START Material for this task

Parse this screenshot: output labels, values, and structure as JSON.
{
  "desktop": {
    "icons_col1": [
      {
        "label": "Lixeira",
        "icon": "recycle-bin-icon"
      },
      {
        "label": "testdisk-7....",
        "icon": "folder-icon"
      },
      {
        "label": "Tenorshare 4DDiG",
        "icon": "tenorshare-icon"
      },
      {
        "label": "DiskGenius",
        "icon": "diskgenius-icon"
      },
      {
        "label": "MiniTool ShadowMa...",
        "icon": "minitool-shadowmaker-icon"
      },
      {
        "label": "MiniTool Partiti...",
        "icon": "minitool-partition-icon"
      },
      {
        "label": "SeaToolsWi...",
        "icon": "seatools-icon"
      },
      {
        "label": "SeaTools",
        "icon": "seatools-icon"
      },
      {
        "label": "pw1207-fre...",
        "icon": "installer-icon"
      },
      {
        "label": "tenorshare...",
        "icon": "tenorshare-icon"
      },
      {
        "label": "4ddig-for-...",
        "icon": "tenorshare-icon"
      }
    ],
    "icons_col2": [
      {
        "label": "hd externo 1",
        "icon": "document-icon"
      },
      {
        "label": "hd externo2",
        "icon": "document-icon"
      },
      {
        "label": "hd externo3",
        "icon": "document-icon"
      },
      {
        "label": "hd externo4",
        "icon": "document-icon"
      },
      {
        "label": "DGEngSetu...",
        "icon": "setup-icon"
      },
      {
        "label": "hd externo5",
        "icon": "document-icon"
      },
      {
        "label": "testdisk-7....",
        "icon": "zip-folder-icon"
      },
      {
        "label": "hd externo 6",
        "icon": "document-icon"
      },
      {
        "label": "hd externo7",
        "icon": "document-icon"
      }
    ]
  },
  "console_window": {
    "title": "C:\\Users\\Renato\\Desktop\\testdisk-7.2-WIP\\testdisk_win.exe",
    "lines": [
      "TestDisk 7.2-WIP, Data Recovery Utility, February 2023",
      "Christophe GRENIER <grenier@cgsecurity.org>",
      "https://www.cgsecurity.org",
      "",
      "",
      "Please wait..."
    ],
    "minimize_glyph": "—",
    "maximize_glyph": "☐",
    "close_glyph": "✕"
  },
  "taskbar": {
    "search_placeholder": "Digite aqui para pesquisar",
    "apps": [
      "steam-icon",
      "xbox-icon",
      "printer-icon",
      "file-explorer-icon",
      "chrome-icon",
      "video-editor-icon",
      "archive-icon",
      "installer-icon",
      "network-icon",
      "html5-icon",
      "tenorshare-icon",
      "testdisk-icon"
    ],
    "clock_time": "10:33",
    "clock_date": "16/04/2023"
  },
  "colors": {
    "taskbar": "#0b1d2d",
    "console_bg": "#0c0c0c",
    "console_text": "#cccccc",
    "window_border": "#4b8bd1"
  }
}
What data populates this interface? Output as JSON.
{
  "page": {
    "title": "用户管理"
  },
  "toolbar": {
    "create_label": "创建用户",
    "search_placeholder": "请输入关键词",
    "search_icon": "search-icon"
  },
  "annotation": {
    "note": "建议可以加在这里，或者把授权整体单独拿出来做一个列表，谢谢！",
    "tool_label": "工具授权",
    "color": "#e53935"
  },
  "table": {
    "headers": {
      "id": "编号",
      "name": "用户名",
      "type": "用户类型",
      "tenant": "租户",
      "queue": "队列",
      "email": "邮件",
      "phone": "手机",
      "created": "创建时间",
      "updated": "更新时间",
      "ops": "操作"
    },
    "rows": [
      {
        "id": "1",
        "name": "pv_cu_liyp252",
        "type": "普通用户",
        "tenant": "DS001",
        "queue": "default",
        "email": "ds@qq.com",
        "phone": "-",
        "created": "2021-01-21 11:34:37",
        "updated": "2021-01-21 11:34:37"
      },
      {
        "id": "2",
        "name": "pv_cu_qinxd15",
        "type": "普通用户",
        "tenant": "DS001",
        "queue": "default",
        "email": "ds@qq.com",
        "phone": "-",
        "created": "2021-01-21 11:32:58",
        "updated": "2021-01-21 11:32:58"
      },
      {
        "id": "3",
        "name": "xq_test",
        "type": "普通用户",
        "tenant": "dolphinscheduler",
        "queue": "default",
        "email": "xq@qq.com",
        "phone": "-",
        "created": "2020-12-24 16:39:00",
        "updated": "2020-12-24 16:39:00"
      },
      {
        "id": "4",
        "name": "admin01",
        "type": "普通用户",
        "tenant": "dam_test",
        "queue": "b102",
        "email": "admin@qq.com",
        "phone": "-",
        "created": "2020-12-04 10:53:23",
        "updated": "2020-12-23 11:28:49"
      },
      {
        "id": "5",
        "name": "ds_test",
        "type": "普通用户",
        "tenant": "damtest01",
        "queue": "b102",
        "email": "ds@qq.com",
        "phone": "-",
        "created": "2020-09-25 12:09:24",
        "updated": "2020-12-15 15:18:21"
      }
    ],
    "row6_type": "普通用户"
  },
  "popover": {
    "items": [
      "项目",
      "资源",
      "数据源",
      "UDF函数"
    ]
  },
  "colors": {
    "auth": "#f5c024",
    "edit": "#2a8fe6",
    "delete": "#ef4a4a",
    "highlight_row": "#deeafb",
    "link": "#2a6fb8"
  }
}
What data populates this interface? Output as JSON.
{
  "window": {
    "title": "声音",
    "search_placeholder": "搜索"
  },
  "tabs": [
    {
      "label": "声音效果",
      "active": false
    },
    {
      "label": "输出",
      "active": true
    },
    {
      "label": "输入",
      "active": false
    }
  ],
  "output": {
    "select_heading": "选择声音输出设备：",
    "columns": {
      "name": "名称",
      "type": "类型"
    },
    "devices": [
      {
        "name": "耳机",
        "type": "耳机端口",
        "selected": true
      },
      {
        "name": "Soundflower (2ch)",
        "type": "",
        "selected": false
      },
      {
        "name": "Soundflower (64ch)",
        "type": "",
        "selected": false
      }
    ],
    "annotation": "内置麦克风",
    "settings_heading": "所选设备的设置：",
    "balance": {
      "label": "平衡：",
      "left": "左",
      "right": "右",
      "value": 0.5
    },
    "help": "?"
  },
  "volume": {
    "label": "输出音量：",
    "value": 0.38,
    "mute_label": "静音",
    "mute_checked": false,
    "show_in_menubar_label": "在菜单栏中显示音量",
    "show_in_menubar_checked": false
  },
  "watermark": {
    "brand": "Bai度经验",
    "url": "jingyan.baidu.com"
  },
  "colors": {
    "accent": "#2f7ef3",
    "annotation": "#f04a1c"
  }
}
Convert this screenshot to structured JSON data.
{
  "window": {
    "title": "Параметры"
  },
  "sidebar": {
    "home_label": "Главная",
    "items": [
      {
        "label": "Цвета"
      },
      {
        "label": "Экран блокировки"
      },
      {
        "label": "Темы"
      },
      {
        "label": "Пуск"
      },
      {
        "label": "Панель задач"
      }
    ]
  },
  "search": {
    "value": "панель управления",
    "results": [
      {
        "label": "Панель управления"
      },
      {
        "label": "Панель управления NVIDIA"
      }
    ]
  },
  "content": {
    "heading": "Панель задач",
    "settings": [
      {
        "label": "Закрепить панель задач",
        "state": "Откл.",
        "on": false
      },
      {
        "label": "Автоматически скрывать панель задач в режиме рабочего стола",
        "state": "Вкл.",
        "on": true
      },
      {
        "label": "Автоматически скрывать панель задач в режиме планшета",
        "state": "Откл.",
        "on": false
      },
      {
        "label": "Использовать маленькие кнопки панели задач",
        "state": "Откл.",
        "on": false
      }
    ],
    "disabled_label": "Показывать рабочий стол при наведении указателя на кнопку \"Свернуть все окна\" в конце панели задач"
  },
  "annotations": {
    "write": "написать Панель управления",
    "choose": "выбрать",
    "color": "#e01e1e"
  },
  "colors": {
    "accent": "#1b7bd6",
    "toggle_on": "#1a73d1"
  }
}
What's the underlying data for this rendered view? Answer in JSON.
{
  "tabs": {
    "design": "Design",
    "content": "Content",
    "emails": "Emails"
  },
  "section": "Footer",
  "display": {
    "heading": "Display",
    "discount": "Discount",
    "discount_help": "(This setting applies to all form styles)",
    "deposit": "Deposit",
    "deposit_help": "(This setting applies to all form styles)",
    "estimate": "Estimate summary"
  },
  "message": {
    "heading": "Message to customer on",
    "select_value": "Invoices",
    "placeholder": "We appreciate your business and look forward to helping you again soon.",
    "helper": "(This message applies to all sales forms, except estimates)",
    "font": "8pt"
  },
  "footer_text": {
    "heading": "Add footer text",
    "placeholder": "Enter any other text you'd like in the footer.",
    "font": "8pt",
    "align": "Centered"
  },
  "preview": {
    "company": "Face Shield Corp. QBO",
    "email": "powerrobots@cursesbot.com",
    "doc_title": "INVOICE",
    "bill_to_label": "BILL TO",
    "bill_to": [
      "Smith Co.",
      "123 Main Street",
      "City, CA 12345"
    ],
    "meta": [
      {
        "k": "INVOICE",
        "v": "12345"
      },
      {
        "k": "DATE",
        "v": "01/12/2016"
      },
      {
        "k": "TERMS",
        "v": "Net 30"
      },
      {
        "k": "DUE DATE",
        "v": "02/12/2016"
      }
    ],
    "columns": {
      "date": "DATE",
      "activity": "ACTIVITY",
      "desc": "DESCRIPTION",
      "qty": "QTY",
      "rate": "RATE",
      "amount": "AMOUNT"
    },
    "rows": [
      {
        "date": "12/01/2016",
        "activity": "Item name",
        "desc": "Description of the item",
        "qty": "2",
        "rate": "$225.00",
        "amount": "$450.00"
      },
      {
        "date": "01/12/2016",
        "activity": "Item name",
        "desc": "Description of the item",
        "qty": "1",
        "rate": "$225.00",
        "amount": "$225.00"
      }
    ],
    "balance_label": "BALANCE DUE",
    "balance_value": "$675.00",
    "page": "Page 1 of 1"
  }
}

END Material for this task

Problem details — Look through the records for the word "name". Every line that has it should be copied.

Worked solution —
      "name": "用户名",
        "name": "pv_cu_liyp252",
        "name": "pv_cu_qinxd15",
        "name": "xq_test",
        "name": "admin01",
        "name": "ds_test",
      "name": "名称",
        "name": "耳机",
        "name": "Soundflower (2ch)",
        "name": "Soundflower (64ch)",
        "activity": "Item name",
        "activity": "Item name",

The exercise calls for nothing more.